The runners, bruisers, and ringers all look pretty fantastic. Runners and Bruisers have unique sculpts in addition to their differently shaped bases, with the Demon Runner standing out as my favorite. The model material is firm and holds detail well, and although I haven’t yet painted any of them, it’s pretty clear they’ll take paint well. The coach busts are, in my opinion, where the models REALLY shine. Each bust stands about the same height as the player models, making them the perfect canvas for painting. To the touch, the busts are a firmer PVC than the player models, and the depth and clarity of the detail on the models seems to support that, though I can’t be sure. Regardless, they all look stunning and will be really fun to paint.
In addition to the base game teams, Kaosball has a full leagues worth of expansion teams available for purchase. Ranging from the diminutive Goblins to the sky bound Valkyries, there are 13 other teams that can be had (and an additional promotional Zombies team), all of which include their player board, miniatures, and coach busts. I’m one that usually dumps expansion boxes for all my games in order to store it all together but the Kaosball team boxes are so well done, with vacuum formed trays to hold the models and clear labeling on both the long and short sides, that I couldn’t help but to keep them all.

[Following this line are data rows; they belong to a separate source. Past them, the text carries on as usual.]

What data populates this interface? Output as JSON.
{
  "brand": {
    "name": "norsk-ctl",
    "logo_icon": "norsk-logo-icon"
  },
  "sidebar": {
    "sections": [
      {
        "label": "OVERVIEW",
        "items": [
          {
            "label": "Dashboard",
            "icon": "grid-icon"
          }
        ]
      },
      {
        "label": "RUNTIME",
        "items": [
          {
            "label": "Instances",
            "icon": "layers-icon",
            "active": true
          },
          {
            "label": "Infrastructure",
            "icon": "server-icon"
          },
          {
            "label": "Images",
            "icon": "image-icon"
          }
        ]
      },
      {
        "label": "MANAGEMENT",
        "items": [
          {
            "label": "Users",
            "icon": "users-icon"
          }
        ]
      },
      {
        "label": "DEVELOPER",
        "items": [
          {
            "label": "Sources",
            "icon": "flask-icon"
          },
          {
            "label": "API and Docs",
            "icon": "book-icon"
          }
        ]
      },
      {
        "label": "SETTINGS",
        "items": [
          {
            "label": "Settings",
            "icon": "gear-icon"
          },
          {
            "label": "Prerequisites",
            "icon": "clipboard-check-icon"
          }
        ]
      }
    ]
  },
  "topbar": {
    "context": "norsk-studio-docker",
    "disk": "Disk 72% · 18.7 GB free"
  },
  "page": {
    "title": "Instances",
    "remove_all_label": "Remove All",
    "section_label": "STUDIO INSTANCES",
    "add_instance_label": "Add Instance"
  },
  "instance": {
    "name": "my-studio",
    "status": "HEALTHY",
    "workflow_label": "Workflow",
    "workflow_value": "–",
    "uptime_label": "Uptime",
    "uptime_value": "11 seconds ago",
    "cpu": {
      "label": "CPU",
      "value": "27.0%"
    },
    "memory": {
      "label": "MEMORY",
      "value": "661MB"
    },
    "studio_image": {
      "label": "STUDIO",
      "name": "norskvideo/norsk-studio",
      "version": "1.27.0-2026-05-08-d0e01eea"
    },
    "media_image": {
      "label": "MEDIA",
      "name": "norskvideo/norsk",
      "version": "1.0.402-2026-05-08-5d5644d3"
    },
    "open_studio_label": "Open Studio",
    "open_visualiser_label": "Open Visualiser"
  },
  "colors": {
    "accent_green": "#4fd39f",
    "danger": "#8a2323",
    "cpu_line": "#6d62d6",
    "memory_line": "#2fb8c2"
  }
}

And while the miniatures are really the stars of the components game, all the other plastic components in Kaosball are high quality as well. CMoN opted to put all of the damage, Kaosball, fire, and stone wall tokens in plastic as well, and they really add to the ambiance of the game while you’re playing. My only qualm is that the additional scoring zone tokens are simply alternatively colored kaosballs that don’t look like the other scoring zones; I think they’d actually have been better served being flat, square counters that filled up an entire board space and looked like the actual minor scoring zones they’re supposed to represent. It’s a small complaint, but I know through demoing the game that has been a point of confusion for some players, who think they can simply pick up the ball and move with it.
You have to learn the rules of the game. And then you have to play better than anyone else. – Final Verdict
Kaosball wasn’t a game I expected to like. Like I said before, sports games usually aren’t my bag. I’ve tried Dreadball and watched people play Blood Bowl and neither really captures me. I don’t even play a ton of sports video games. But with Kaosball, Lang and CMoN have struck a chord within me that has me itching to not only play the game, but also to run leagues and get others interested in it. Its tight rule set, which is one part rugby, one part powerball, and 100% chaotic, gives you just the right amount of tactical decision making to have fun. Add in the hand management and bluffing aspect of the energy cards, and Kaosball has become the only sports board game I’ll play. It’s quick to play, easy to teach, has great components, and continues to be actively supported by CMoN. All in all, it’s a win for me.